(Element data from apps and pages)

|---|

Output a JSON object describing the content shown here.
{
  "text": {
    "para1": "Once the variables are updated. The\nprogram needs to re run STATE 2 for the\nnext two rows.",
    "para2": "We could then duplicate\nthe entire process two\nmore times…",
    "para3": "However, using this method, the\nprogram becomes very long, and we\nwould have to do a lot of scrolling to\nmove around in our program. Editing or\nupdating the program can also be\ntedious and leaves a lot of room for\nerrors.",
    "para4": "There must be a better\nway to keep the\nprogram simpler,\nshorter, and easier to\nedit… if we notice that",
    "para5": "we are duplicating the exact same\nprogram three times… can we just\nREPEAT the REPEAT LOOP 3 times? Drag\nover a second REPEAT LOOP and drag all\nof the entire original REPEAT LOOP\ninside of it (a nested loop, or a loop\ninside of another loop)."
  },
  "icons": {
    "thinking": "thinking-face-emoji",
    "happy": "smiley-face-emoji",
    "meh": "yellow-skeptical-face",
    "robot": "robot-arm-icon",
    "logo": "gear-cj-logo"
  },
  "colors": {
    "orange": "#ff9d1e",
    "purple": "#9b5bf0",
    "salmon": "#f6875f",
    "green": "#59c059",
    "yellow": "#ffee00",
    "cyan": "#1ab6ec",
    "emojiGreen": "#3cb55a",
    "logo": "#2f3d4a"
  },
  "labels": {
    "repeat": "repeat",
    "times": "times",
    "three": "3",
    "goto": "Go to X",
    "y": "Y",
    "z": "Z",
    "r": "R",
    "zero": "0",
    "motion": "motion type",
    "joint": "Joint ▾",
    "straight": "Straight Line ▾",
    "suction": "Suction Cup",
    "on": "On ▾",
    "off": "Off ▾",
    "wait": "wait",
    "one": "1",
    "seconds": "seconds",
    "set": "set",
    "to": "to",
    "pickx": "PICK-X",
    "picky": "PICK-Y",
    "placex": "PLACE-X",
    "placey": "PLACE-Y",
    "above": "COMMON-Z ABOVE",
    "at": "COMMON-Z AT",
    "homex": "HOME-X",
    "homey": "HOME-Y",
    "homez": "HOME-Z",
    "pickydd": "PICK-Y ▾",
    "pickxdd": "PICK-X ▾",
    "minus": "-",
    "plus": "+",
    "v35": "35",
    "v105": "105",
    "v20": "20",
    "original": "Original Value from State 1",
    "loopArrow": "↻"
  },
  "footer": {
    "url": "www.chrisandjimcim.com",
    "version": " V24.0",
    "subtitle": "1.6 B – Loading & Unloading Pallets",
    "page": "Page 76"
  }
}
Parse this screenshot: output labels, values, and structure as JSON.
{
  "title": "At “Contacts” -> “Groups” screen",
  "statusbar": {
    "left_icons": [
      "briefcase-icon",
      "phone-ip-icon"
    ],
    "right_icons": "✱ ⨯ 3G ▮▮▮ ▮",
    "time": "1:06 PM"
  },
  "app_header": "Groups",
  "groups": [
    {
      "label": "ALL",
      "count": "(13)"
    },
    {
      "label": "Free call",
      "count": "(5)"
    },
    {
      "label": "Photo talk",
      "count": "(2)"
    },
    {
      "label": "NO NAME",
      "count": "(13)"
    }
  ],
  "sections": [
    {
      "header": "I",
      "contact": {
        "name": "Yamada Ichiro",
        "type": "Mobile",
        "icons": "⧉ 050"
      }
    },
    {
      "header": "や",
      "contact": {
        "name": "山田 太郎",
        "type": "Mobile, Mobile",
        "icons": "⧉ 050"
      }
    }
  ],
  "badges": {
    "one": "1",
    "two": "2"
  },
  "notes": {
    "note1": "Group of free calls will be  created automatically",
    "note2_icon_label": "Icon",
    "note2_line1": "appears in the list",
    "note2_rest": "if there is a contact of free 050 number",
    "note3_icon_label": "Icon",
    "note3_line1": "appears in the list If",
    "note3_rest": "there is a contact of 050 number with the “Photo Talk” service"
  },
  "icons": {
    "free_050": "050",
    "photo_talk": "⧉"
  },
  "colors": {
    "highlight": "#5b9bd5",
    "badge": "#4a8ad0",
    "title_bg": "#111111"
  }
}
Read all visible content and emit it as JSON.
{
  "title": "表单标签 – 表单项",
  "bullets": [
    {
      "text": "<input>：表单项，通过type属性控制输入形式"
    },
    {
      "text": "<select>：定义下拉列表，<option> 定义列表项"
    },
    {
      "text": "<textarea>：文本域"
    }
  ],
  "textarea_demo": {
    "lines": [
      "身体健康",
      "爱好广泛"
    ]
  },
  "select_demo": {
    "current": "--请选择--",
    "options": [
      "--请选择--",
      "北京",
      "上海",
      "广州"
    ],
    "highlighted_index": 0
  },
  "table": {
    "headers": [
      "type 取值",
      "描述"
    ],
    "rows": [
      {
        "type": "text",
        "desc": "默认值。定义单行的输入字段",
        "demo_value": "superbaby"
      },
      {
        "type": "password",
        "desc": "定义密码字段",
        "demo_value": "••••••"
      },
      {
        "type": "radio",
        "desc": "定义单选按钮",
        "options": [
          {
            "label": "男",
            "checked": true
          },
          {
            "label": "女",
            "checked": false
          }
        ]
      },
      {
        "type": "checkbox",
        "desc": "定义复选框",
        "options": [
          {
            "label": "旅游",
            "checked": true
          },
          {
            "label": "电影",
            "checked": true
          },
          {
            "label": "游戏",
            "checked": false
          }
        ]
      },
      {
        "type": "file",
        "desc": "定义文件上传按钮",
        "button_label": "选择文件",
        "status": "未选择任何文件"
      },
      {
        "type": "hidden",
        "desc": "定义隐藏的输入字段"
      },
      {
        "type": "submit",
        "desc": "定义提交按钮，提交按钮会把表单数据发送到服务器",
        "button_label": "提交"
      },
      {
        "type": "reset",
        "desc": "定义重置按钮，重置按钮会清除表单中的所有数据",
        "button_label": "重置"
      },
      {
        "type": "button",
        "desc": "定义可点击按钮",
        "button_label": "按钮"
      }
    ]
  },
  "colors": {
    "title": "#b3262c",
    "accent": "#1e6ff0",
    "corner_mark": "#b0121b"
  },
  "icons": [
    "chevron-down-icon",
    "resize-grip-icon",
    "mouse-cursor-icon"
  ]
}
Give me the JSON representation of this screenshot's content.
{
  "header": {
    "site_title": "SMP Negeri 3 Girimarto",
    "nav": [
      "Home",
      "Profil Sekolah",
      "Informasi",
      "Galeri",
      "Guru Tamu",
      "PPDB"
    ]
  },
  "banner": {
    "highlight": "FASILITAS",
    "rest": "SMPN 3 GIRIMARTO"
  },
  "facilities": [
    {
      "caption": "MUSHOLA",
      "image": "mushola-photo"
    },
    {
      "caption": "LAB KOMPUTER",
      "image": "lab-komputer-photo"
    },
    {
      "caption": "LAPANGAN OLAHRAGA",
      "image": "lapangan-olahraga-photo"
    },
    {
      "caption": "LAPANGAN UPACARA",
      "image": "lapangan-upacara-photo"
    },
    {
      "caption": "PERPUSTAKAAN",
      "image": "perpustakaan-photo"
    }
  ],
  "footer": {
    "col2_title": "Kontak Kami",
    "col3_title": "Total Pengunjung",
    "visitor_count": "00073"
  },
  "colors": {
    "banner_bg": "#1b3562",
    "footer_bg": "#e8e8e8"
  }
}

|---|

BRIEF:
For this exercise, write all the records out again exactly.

ANSWER SPACE:
Output a JSON object describing the content shown here.
{
  "text": {
    "para1": "Once the variables are updated. The\nprogram needs to re run STATE 2 for the\nnext two rows.",
    "para2": "We could then duplicate\nthe entire process two\nmore times…",
    "para3": "However, using this method, the\nprogram becomes very long, and we\nwould have to do a lot of scrolling to\nmove around in our program. Editing or\nupdating the program can also be\ntedious and leaves a lot of room for\nerrors.",
    "para4": "There must be a better\nway to keep the\nprogram simpler,\nshorter, and easier to\nedit… if we notice that",
    "para5": "we are duplicating the exact same\nprogram three times… can we just\nREPEAT the REPEAT LOOP 3 times? Drag\nover a second REPEAT LOOP and drag all\nof the entire original REPEAT LOOP\ninside of it (a nested loop, or a loop\ninside of another loop)."
  },
  "icons": {
    "thinking": "thinking-face-emoji",
    "happy": "smiley-face-emoji",
    "meh": "yellow-skeptical-face",
    "robot": "robot-arm-icon",
    "logo": "gear-cj-logo"
  },
  "colors": {
    "orange": "#ff9d1e",
    "purple": "#9b5bf0",
    "salmon": "#f6875f",
    "green": "#59c059",
    "yellow": "#ffee00",
    "cyan": "#1ab6ec",
    "emojiGreen": "#3cb55a",
    "logo": "#2f3d4a"
  },
  "labels": {
    "repeat": "repeat",
    "times": "times",
    "three": "3",
    "goto": "Go to X",
    "y": "Y",
    "z": "Z",
    "r": "R",
    "zero": "0",
    "motion": "motion type",
    "joint": "Joint ▾",
    "straight": "Straight Line ▾",
    "suction": "Suction Cup",
    "on": "On ▾",
    "off": "Off ▾",
    "wait": "wait",
    "one": "1",
    "seconds": "seconds",
    "set": "set",
    "to": "to",
    "pickx": "PICK-X",
    "picky": "PICK-Y",
    "placex": "PLACE-X",
    "placey": "PLACE-Y",
    "above": "COMMON-Z ABOVE",
    "at": "COMMON-Z AT",
    "homex": "HOME-X",
    "homey": "HOME-Y",
    "homez": "HOME-Z",
    "pickydd": "PICK-Y ▾",
    "pickxdd": "PICK-X ▾",
    "minus": "-",
    "plus": "+",
    "v35": "35",
    "v105": "105",
    "v20": "20",
    "original": "Original Value from State 1",
    "loopArrow": "↻"
  },
  "footer": {
    "url": "www.chrisandjimcim.com",
    "version": " V24.0",
    "subtitle": "1.6 B – Loading & Unloading Pallets",
    "page": "Page 76"
  }
}
Parse this screenshot: output labels, values, and structure as JSON.
{
  "title": "At “Contacts” -> “Groups” screen",
  "statusbar": {
    "left_icons": [
      "briefcase-icon",
      "phone-ip-icon"
    ],
    "right_icons": "✱ ⨯ 3G ▮▮▮ ▮",
    "time": "1:06 PM"
  },
  "app_header": "Groups",
  "groups": [
    {
      "label": "ALL",
      "count": "(13)"
    },
    {
      "label": "Free call",
      "count": "(5)"
    },
    {
      "label": "Photo talk",
      "count": "(2)"
    },
    {
      "label": "NO NAME",
      "count": "(13)"
    }
  ],
  "sections": [
    {
      "header": "I",
      "contact": {
        "name": "Yamada Ichiro",
        "type": "Mobile",
        "icons": "⧉ 050"
      }
    },
    {
      "header": "や",
      "contact": {
        "name": "山田 太郎",
        "type": "Mobile, Mobile",
        "icons": "⧉ 050"
      }
    }
  ],
  "badges": {
    "one": "1",
    "two": "2"
  },
  "notes": {
    "note1": "Group of free calls will be  created automatically",
    "note2_icon_label": "Icon",
    "note2_line1": "appears in the list",
    "note2_rest": "if there is a contact of free 050 number",
    "note3_icon_label": "Icon",
    "note3_line1": "appears in the list If",
    "note3_rest": "there is a contact of 050 number with the “Photo Talk” service"
  },
  "icons": {
    "free_050": "050",
    "photo_talk": "⧉"
  },
  "colors": {
    "highlight": "#5b9bd5",
    "badge": "#4a8ad0",
    "title_bg": "#111111"
  }
}
Read all visible content and emit it as JSON.
{
  "title": "表单标签 – 表单项",
  "bullets": [
    {
      "text": "<input>：表单项，通过type属性控制输入形式"
    },
    {
      "text": "<select>：定义下拉列表，<option> 定义列表项"
    },
    {
      "text": "<textarea>：文本域"
    }
  ],
  "textarea_demo": {
    "lines": [
      "身体健康",
      "爱好广泛"
    ]
  },
  "select_demo": {
    "current": "--请选择--",
    "options": [
      "--请选择--",
      "北京",
      "上海",
      "广州"
    ],
    "highlighted_index": 0
  },
  "table": {
    "headers": [
      "type 取值",
      "描述"
    ],
    "rows": [
      {
        "type": "text",
        "desc": "默认值。定义单行的输入字段",
        "demo_value": "superbaby"
      },
      {
        "type": "password",
        "desc": "定义密码字段",
        "demo_value": "••••••"
      },
      {
        "type": "radio",
        "desc": "定义单选按钮",
        "options": [
          {
            "label": "男",
            "checked": true
          },
          {
            "label": "女",
            "checked": false
          }
        ]
      },
      {
        "type": "checkbox",
        "desc": "定义复选框",
        "options": [
          {
            "label": "旅游",
            "checked": true
          },
          {
            "label": "电影",
            "checked": true
          },
          {
            "label": "游戏",
            "checked": false
          }
        ]
      },
      {
        "type": "file",
        "desc": "定义文件上传按钮",
        "button_label": "选择文件",
        "status": "未选择任何文件"
      },
      {
        "type": "hidden",
        "desc": "定义隐藏的输入字段"
      },
      {
        "type": "submit",
        "desc": "定义提交按钮，提交按钮会把表单数据发送到服务器",
        "button_label": "提交"
      },
      {
        "type": "reset",
        "desc": "定义重置按钮，重置按钮会清除表单中的所有数据",
        "button_label": "重置"
      },
      {
        "type": "button",
        "desc": "定义可点击按钮",
        "button_label": "按钮"
      }
    ]
  },
  "colors": {
    "title": "#b3262c",
    "accent": "#1e6ff0",
    "corner_mark": "#b0121b"
  },
  "icons": [
    "chevron-down-icon",
    "resize-grip-icon",
    "mouse-cursor-icon"
  ]
}
Give me the JSON representation of this screenshot's content.
{
  "header": {
    "site_title": "SMP Negeri 3 Girimarto",
    "nav": [
      "Home",
      "Profil Sekolah",
      "Informasi",
      "Galeri",
      "Guru Tamu",
      "PPDB"
    ]
  },
  "banner": {
    "highlight": "FASILITAS",
    "rest": "SMPN 3 GIRIMARTO"
  },
  "facilities": [
    {
      "caption": "MUSHOLA",
      "image": "mushola-photo"
    },
    {
      "caption": "LAB KOMPUTER",
      "image": "lab-komputer-photo"
    },
    {
      "caption": "LAPANGAN OLAHRAGA",
      "image": "lapangan-olahraga-photo"
    },
    {
      "caption": "LAPANGAN UPACARA",
      "image": "lapangan-upacara-photo"
    },
    {
      "caption": "PERPUSTAKAAN",
      "image": "perpustakaan-photo"
    }
  ],
  "footer": {
    "col2_title": "Kontak Kami",
    "col3_title": "Total Pengunjung",
    "visitor_count": "00073"
  },
  "colors": {
    "banner_bg": "#1b3562",
    "footer_bg": "#e8e8e8"
  }
}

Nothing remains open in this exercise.